Three Piece Stacking Paulownia Tansu

This style chest dates from the 1920's and 1930's, and was used to store good quality silk kimonos.

 Paulownia is a wood that was introduced into Japan via China and Korea. The Japanese soon learned to prize it for its pale color, beautiful grain and superb luster. The qualities of the wood made it structurally very strong, with little warping despite the fact that Paulownia is almost as light as balsa wood. Furthermore, although Paulownia wood burns, it has a unique refractoriness; even if the surface is carbonized in a fire, it will hold its shape without falling apart. Some important documents have been known to survive fires exactly because they were stored in Paulownia boxes. For all these reasons Paulownia chests were highly desirable to house important documents, scrolls, or silk kimonos.

Paulownia chests had another quality that helped protect expensive silk kimonos. Japan's month long rainy season is famous for producing mildew and mold on everything, and the unique structure of Paulownia wood helps to minimizes that. In a humid Japanese summer the Paulownia actually absorbs moisture which causes the wood to expand, forming an effective seal against more humidity and mildew, thus protecting the silk kimonos which are inside. During a dry winter, the wood contracts, allowing more air to pass through the chest, which effectively helps to air out the kimonos.

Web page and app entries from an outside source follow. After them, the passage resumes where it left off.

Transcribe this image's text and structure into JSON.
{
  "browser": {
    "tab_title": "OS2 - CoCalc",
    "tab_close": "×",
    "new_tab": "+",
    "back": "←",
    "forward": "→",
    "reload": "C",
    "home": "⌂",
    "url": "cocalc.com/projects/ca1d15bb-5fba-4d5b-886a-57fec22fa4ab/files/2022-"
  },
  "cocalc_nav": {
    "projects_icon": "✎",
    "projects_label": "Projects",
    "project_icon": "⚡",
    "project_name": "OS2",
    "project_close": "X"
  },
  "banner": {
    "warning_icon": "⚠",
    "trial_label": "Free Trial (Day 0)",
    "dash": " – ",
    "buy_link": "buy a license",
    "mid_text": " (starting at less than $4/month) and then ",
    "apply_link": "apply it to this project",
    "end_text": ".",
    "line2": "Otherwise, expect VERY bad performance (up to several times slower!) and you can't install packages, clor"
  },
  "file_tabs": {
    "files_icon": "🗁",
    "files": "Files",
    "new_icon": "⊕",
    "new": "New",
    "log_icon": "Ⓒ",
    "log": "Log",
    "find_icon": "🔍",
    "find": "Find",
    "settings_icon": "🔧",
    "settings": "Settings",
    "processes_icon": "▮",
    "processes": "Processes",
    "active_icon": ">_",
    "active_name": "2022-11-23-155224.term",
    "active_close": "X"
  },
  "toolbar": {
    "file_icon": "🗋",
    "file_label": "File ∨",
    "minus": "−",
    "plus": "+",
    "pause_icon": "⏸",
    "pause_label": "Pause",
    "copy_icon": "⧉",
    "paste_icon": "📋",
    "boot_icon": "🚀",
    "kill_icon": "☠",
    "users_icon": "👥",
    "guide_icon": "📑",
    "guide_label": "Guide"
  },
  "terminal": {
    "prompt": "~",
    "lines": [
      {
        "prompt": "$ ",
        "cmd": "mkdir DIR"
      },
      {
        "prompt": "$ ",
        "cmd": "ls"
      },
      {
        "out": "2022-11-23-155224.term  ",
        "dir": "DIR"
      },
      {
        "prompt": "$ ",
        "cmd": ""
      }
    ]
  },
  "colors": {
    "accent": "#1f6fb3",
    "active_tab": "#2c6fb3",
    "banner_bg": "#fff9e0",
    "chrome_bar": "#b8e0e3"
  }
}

Because Paulownia was an expensive wood, each chest was usually custom ordered. Depending on how much money a family had to spend, they could order a chest made with as much or as little Paulownia as they wanted, using Pine or Japanese Cedar to supplement the Paulownia. Tansu that were made of 100% Paulownia were the most expensive available, and even then there were degrees of expense. You could order the wood to be cut very thinly, and save a bit of money, or you could order the best quality Paulownia, cut as thick as possible. If you wanted to spare no expense you could get a Paulownia Wood chest of drawers that were cut almost an inch in thickness. With the wood cut that thick the drawers could be resurfaced and planed (to remove soiling) a minimum of three times during the life of the chest. Thus, a Paulownia Wood Kimono Chest could be expected to last as long as a century.

Because Paulownia is a very light wood and dents easily, it needs to be used carefully, or "reverently", as the Japanese do. We also suggest that if you commit to owning a Paulownia chest, and if you live in an area of cold winters and strong central heating. you should also commit to using a humidifier in the same room as the chest, to prevent shrinkage and cracking of the wood. This is actually a good idea with any wood, or bamboo, or lacquer antique, but particularly so with Paulownia


Two Piece Stacking Yonezawa Tansu c.1890

Sendai, Yonezawa, and Nihonmatsu Tansu are all hard-wood, mahogany color chests with a clear lacquer finish, that are 100 to 125 years old. The names of each individual Tansu represent place names, and each is representative of a particular kind of elaborate, decorative iron hardware. Sometimes these chests divide up into two pieces (to make them easier to carry out of the house in a fire), while others are simply one large chest with four large drawers, and a few smaller drawers. Often these chests have small compartments that lock, and some of these even have a secret drawer in the back.

Sendai Tansu often have the most elaborate iron hardware lock plates stretching out across the front of each drawer. Yonezawa Tansu have a simpler, circular iron lock plate, and Nihonmatsu have squarish lock plates that often have elaborate configurations of cranes and turtles for good luck.

"That which functions well, looks well."
     - Bruno Taut, German Architect, 1930's